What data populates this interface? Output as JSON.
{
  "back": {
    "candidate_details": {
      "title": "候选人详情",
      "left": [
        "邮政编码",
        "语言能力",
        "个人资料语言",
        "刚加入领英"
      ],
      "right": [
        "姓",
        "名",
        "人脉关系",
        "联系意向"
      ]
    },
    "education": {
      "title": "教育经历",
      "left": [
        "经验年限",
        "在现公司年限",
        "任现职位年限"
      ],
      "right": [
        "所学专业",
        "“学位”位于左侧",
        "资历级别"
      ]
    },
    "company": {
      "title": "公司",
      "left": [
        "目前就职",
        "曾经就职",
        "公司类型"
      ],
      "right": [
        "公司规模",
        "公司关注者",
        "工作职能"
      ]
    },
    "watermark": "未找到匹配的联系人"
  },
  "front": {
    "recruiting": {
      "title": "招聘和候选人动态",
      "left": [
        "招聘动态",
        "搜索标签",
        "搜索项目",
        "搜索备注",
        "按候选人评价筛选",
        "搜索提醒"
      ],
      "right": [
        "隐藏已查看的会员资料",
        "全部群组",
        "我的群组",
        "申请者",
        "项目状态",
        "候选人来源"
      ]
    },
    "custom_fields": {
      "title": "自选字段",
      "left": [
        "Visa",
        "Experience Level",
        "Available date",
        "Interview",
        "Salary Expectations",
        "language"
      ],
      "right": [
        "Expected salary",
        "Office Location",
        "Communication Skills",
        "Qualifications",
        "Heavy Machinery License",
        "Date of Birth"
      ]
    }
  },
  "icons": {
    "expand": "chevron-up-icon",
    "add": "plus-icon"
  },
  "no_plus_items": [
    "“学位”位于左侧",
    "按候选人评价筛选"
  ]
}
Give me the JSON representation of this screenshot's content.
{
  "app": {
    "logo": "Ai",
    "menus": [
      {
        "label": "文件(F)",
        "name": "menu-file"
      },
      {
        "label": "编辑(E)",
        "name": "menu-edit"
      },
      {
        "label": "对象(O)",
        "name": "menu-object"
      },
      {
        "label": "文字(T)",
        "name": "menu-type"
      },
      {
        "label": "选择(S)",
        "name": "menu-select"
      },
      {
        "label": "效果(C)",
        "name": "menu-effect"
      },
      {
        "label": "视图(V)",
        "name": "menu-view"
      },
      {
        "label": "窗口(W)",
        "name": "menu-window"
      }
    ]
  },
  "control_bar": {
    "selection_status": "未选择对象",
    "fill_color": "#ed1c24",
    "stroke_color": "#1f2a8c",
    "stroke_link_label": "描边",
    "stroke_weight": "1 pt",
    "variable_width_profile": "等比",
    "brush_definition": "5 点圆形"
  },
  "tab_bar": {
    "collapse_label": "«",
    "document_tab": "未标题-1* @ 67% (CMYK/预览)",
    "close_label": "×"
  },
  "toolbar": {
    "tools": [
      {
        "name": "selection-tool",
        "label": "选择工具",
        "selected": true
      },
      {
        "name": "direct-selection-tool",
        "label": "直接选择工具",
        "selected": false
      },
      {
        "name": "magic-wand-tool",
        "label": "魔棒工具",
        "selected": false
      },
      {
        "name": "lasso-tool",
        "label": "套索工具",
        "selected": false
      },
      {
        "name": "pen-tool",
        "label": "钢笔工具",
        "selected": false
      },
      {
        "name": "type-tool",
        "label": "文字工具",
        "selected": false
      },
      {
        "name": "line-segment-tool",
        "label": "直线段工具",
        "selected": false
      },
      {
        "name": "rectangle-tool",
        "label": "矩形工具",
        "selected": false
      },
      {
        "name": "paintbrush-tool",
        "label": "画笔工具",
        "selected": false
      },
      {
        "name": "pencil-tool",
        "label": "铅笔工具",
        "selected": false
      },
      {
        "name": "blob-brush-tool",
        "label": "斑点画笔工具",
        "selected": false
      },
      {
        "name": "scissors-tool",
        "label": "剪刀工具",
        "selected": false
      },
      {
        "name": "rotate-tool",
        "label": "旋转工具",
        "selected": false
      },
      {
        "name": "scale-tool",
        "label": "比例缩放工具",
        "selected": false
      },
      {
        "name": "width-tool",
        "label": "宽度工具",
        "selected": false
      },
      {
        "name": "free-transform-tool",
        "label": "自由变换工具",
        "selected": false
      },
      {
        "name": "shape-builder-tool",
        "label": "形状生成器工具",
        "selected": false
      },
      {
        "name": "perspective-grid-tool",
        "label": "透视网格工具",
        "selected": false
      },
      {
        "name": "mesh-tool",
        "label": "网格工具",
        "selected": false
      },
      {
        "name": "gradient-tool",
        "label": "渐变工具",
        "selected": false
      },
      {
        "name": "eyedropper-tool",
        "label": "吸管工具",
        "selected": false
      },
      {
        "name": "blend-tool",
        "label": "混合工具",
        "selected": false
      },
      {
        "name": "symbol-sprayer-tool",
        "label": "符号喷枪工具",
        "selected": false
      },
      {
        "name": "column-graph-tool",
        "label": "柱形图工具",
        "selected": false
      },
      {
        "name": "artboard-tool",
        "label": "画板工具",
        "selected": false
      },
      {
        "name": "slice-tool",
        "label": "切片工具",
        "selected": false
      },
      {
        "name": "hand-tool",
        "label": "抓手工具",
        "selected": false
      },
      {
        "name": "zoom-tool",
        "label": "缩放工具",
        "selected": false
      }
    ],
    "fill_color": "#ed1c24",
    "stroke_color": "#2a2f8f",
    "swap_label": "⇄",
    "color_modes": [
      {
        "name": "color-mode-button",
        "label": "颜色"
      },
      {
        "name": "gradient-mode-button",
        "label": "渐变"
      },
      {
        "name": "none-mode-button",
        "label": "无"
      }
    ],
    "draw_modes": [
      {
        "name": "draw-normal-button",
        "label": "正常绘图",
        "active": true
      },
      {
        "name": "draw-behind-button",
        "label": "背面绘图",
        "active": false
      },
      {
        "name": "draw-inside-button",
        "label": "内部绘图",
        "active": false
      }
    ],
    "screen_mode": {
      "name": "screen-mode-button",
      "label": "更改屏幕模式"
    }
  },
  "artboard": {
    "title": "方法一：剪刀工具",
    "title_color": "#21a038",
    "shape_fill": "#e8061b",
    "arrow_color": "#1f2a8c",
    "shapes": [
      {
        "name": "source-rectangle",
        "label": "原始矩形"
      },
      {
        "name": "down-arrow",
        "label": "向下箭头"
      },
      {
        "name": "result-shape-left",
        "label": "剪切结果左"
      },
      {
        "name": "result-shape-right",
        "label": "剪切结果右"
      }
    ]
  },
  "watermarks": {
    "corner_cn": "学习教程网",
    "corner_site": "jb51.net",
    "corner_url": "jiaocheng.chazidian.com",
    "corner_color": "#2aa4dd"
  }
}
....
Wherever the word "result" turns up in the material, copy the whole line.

        "name": "result-shape-left",
        "name": "result-shape-right",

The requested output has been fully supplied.